Rival groups faced off outside the parliament building on Monday, pelting each other with stones and hurling insults, but the size of the protests was limited to hundreds, and there were no major reported incidents of violence.
The military surrounded the parliament and government palace, stopping members of parliament and state workers from entering the buildings, as well as the national television station. Al-Jazeera said police raided its Tunis bureau and expelled staff.
The president also reinforced a long existing rule that bans public gatherings of three or more people in streets or squares.
Mr Saied’s intervention followed protests in major cities on Sunday over the government’s handling of the pandemic, with a spike in cases, and economy.
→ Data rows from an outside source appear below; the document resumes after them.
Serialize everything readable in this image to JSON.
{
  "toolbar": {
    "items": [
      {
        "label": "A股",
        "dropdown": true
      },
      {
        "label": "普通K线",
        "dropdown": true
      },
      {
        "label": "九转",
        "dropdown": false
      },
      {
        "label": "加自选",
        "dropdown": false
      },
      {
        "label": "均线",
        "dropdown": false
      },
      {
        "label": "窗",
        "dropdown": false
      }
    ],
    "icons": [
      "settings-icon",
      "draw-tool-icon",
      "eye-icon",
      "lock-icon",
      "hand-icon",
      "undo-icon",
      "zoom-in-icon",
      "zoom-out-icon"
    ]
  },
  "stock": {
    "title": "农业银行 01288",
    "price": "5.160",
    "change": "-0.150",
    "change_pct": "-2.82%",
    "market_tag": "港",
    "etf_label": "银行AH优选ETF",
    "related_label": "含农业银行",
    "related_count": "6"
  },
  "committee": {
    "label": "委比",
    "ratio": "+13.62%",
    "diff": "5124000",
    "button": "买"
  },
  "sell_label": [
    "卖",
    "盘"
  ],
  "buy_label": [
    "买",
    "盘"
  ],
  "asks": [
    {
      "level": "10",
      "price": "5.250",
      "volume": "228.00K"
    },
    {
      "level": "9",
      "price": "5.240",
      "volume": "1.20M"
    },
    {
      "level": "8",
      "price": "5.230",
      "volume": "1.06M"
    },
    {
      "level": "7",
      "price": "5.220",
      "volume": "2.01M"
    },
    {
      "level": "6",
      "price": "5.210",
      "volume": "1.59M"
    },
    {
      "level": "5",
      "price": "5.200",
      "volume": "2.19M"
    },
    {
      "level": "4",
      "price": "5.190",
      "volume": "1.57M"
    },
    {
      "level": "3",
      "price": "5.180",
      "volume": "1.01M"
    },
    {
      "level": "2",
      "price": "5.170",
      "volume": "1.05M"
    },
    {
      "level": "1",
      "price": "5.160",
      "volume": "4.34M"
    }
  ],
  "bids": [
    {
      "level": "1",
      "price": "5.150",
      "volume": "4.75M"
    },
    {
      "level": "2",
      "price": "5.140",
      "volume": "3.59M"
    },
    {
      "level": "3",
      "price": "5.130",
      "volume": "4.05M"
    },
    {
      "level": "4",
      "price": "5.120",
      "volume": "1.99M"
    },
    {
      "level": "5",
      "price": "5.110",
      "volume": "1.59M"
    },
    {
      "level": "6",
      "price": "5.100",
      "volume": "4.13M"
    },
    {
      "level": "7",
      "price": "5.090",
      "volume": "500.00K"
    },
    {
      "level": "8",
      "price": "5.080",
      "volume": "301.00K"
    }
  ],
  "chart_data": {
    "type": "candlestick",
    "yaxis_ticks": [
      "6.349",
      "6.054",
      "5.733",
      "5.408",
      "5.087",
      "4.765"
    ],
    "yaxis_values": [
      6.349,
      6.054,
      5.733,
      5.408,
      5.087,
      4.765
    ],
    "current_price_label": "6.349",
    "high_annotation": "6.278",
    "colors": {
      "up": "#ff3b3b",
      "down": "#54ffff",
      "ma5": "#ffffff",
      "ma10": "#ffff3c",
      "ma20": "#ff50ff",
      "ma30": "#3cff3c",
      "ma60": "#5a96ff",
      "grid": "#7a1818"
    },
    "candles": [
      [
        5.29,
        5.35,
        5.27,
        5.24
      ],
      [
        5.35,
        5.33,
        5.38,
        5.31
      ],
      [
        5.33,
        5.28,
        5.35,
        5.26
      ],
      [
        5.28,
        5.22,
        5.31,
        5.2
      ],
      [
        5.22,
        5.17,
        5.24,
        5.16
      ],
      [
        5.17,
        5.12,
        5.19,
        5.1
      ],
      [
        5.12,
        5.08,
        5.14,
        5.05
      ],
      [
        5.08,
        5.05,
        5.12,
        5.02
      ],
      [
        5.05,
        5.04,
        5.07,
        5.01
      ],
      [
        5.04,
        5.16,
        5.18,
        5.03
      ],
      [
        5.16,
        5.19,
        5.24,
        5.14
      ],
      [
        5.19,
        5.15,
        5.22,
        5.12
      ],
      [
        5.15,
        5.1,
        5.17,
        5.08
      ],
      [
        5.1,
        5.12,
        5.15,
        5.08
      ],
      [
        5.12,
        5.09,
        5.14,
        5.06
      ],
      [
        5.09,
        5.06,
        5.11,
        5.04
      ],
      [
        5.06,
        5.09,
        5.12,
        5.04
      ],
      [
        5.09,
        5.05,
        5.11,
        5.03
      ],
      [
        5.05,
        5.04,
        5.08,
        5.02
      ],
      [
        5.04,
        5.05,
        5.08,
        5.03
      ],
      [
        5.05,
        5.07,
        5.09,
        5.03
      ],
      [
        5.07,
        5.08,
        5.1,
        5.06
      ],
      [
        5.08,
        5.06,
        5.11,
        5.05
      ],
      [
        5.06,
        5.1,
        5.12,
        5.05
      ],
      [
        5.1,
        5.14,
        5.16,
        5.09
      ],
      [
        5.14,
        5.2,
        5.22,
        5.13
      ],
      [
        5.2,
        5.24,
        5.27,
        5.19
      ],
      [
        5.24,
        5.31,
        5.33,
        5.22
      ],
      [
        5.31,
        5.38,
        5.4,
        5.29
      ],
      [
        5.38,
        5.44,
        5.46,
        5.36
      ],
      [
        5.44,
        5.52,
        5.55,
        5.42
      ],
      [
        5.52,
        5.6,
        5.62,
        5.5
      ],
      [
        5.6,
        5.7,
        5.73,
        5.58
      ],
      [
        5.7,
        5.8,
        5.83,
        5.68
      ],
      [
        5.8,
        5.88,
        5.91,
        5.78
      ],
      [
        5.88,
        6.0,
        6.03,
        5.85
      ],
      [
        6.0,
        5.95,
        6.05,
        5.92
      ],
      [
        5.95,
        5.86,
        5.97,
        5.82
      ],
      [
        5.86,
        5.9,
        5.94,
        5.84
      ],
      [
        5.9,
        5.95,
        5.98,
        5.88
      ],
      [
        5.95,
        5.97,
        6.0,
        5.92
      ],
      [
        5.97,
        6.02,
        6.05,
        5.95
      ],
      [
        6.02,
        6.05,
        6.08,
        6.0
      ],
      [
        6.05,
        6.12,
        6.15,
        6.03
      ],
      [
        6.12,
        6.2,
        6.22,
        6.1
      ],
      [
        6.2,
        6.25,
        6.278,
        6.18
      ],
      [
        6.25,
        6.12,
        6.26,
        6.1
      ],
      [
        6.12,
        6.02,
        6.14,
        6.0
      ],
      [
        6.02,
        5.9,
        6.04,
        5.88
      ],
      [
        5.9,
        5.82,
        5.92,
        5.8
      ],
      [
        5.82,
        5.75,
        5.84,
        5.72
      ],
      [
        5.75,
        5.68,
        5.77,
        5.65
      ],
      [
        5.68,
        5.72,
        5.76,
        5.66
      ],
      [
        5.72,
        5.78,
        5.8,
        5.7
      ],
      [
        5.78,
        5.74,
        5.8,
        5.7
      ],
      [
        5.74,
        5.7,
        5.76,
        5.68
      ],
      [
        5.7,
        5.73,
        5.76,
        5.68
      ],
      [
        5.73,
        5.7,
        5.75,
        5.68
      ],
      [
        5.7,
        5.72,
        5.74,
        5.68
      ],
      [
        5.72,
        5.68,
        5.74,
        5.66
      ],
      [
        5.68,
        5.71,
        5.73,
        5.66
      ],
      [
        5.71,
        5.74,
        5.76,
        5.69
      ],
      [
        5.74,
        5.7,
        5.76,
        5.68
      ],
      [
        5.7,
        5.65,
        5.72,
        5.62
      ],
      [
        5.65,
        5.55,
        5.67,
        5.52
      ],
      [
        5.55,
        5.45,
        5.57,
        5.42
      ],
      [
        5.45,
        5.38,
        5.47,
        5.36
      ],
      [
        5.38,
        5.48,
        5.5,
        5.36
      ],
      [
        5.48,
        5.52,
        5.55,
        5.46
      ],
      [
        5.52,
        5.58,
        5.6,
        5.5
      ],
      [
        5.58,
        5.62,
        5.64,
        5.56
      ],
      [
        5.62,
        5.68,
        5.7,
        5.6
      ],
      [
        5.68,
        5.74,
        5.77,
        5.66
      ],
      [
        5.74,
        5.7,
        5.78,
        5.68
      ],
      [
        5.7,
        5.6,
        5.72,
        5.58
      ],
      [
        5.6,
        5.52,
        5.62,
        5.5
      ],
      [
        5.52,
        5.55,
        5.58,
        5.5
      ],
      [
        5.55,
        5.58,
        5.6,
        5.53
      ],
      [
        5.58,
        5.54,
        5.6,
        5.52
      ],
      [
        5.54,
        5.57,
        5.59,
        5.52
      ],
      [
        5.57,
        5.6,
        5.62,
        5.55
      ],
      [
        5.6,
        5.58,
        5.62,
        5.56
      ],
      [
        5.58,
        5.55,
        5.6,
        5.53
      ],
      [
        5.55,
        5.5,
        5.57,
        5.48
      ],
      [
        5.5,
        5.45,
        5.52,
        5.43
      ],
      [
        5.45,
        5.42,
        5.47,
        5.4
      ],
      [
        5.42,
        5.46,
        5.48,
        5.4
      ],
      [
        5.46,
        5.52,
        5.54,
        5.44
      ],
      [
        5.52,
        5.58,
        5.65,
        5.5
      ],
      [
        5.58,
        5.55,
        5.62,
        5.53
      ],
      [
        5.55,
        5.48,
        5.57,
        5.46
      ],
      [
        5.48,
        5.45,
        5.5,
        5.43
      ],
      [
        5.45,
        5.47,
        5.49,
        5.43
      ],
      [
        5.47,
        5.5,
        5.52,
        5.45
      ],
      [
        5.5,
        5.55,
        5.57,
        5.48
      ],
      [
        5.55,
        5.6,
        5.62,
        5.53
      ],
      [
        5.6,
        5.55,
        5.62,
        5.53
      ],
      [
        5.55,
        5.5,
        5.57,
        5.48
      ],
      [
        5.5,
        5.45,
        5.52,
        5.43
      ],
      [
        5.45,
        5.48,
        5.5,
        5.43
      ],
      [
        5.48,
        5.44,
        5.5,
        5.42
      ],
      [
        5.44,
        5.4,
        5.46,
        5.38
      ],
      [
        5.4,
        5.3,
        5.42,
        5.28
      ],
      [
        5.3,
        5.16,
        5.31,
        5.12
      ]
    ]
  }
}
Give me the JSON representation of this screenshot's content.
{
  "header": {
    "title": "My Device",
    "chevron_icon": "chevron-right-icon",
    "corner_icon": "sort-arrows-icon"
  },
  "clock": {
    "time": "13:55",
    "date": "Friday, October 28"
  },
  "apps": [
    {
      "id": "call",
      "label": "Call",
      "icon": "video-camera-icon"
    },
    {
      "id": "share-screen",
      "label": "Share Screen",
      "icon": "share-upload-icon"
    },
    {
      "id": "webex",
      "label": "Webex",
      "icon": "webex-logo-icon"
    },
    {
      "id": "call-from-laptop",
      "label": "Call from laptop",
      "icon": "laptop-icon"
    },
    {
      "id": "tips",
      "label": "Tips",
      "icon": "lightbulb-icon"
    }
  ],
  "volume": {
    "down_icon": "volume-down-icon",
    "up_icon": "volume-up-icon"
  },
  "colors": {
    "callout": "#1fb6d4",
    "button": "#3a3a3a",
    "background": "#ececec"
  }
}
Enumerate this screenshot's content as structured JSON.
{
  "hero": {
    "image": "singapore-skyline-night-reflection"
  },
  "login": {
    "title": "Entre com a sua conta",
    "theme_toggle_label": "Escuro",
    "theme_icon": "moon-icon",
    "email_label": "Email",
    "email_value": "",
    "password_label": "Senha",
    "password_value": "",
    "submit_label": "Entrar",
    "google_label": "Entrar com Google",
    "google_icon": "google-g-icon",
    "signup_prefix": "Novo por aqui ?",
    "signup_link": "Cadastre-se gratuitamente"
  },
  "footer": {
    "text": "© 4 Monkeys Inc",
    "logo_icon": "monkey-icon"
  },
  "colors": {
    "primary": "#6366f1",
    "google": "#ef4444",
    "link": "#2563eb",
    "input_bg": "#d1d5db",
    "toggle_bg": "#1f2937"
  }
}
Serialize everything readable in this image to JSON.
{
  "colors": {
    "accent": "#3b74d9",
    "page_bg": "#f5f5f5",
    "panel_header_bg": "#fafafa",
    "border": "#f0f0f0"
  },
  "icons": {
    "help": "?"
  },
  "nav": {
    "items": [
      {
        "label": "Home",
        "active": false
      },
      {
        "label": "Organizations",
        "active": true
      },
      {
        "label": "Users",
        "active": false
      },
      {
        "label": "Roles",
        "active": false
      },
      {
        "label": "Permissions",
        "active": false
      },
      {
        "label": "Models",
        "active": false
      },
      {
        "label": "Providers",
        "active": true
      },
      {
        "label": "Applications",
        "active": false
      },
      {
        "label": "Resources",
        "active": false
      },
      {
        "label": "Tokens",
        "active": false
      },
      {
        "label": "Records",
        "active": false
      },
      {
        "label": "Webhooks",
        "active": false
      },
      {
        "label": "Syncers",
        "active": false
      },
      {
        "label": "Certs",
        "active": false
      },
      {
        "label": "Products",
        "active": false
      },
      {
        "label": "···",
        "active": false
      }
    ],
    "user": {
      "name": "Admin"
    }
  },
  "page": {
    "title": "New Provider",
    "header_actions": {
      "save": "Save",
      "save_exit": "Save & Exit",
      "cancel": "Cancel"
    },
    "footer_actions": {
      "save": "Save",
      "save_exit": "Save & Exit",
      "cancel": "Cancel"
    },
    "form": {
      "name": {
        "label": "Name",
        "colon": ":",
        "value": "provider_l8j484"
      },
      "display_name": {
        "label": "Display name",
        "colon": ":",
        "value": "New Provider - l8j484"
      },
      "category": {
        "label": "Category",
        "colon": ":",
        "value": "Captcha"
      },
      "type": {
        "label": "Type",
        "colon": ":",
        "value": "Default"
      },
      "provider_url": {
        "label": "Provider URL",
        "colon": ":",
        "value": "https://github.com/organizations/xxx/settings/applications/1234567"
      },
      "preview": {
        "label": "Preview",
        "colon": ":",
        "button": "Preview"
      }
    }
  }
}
He has rejected accusations of a coup.
Large crowds quickly poured into the streets to support his moves, reflecting anger at the moderate Islamist Ennahda – the biggest party in parliament – and the government over political paralysis, economic stagnation and the pandemic response.
The economy shrank 8 per cent last year. Tunisia has one of the highest COVID-19 death rates in the region. On Monday, Tunisia’s hard-currency bonds tumbled.
Mr Saied, who has not said when he will appoint a new premier or relinquish emergency powers, has also ordered that state administrations and foreign institutions stop work for two days.